BRASILIA – Environmentalist Marina Silva appeared on Friday to be the Brazilian Socialist Party’s most likely choice to fill the void left by the death of presidential nominee Eduardo Campos in a plane crash earlier this week.
Despite its name, the party – known by the Portuguese initials PSB – is centrist and Campos was a business-friendly state governor was deep roots in the Brazilian elite.
Silva, an Afro-Brazilian who finished third in the 2010 presidential election as the candidate of the Green Party, is left of center and her decision to accept a position as Campos’ running mate surprised many.
The PSB leadership will meet in Brasilia next week to decide who should replace Campos on the ballot for the Oct. 5 contest, lawmaker Luiz Gonzaga Patriota said.

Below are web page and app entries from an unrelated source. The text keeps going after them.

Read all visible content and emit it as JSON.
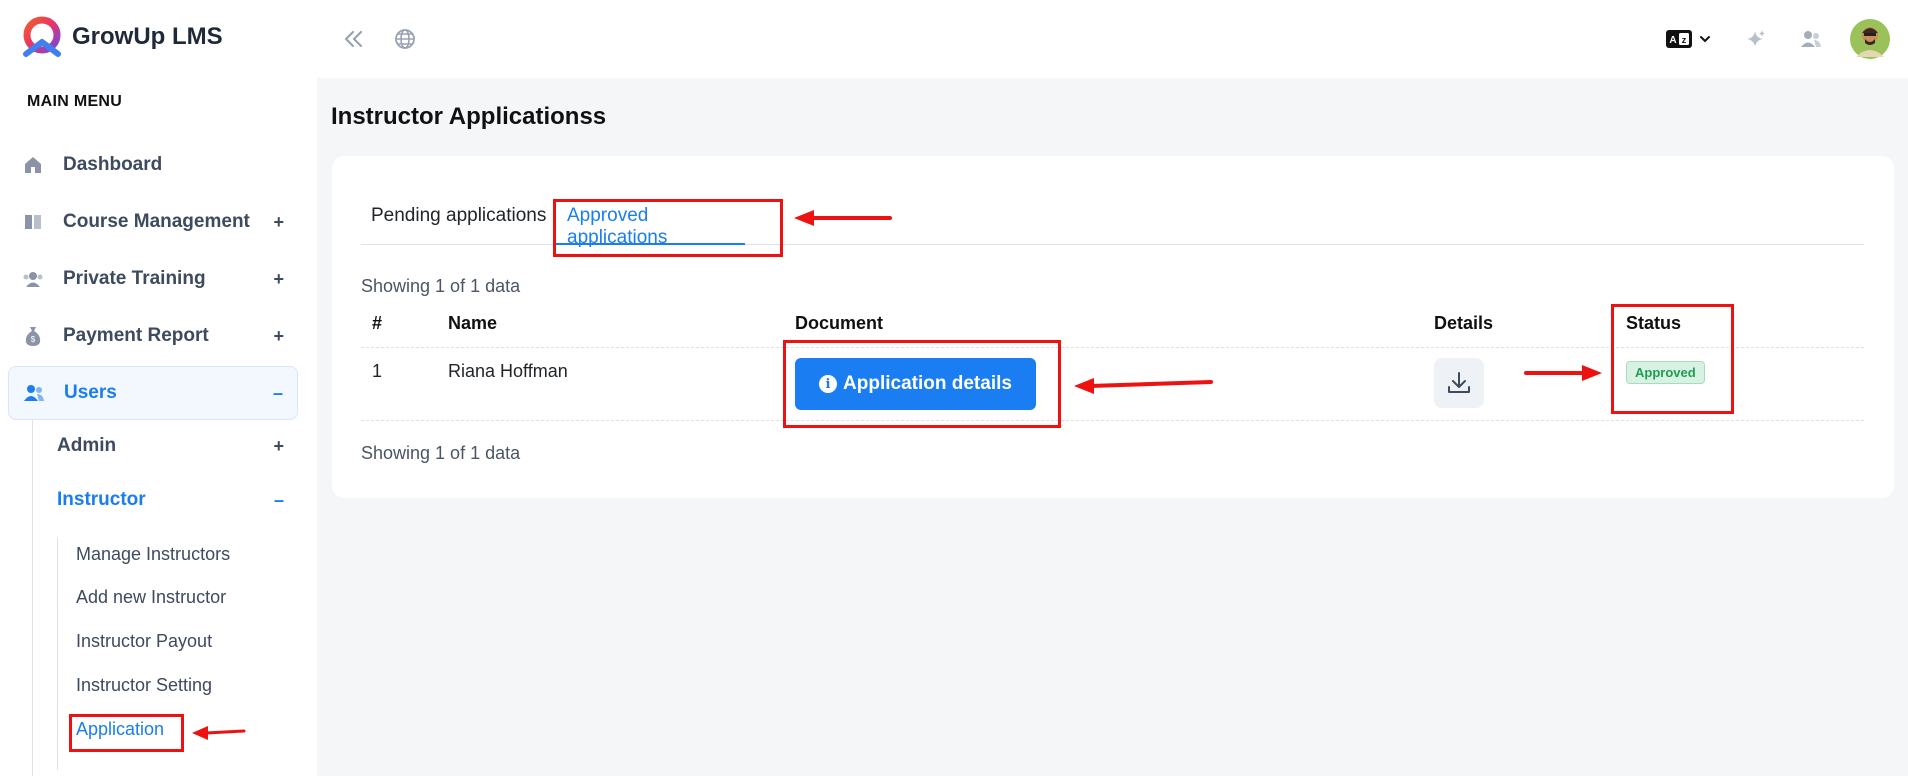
{
  "app": {
    "name": "GrowUp LMS",
    "menu_title": "MAIN MENU"
  },
  "sidebar": {
    "items": [
      {
        "label": "Dashboard",
        "icon": "home-icon",
        "toggle": ""
      },
      {
        "label": "Course Management",
        "icon": "book-icon",
        "toggle": "+"
      },
      {
        "label": "Private Training",
        "icon": "group-icon",
        "toggle": "+"
      },
      {
        "label": "Payment Report",
        "icon": "money-bag-icon",
        "toggle": "+"
      },
      {
        "label": "Users",
        "icon": "users-icon",
        "toggle": "–"
      }
    ],
    "users_sub": [
      {
        "label": "Admin",
        "toggle": "+"
      },
      {
        "label": "Instructor",
        "toggle": "–"
      }
    ],
    "instructor_sub": [
      {
        "label": "Manage Instructors"
      },
      {
        "label": "Add new Instructor"
      },
      {
        "label": "Instructor Payout"
      },
      {
        "label": "Instructor Setting"
      },
      {
        "label": "Application"
      }
    ]
  },
  "page": {
    "title": "Instructor Applicationss"
  },
  "tabs": [
    {
      "label": "Pending applications"
    },
    {
      "label": "Approved applications"
    }
  ],
  "table": {
    "showing_top": "Showing 1 of 1 data",
    "showing_bottom": "Showing 1 of 1 data",
    "headers": {
      "num": "#",
      "name": "Name",
      "document": "Document",
      "details": "Details",
      "status": "Status"
    },
    "rows": [
      {
        "num": "1",
        "name": "Riana Hoffman",
        "document_button": "Application details",
        "status": "Approved"
      }
    ]
  },
  "colors": {
    "accent": "#1a7df1",
    "annotation": "#ee1111",
    "approved_badge": "#1f9d55"
  }
}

“All the Socialists will support Marina,” he said.
The tragic death of Campos, 49, prompted incumbent President Dilma Rousseff and main challenger Aecio Neves to temporarily suspend their campaigns.

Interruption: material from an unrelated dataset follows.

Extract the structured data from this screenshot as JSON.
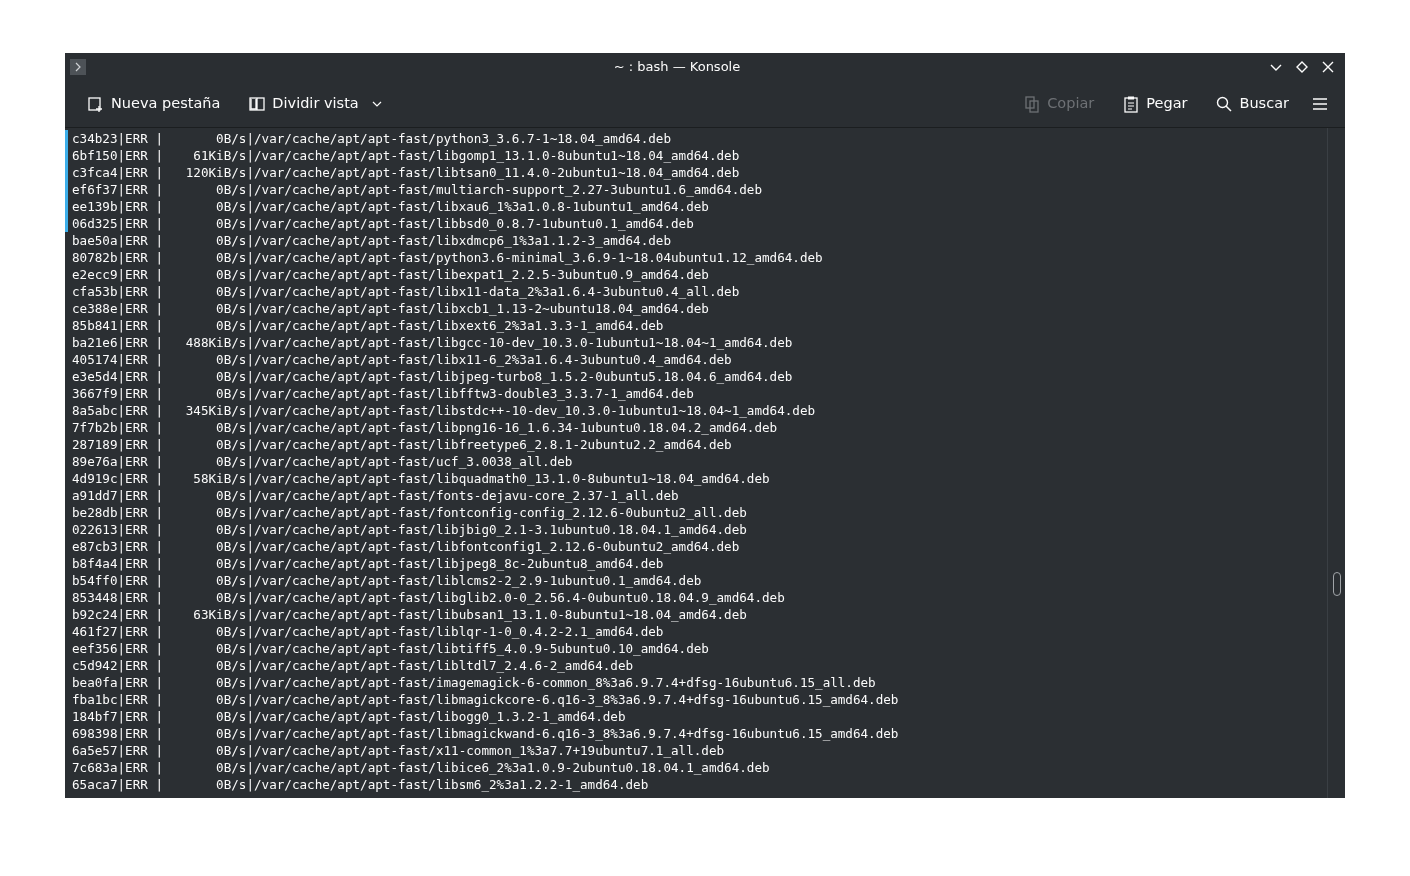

The latest polls taken before the deadly plane crash showed Campos with support from 10 percent of likely voters, trailing Rousseff, at 38 percent, and Neves, with 23 percent.
Silva, who took 20 percent of the vote in 2010, only joined the PSB last September, after missing the deadline to create a new party of her own as a vehicle for another presidential bid.
Antonio Campos, brother of Eduardo and a member of the PSB national leadership, said Friday that Silva is “now the only figure who can promote a political change” in Brazil.
But Silva has given no indication of her intentions, remaining in seclusion since an emotional press conference on Wednesday in the wake of Eduardo Campos’ death.
The 56-year-old Silva, who grew up poor in Amazonia, is a former rubber tapper and comrade of murdered environmental crusader Chico Mendes.
She twice won election to Brazil’s Senate and served from 2003-2008 as environment minister in the administration of President Luiz Inacio Lula da Silva, Rousseff’s predecessor and political mentor.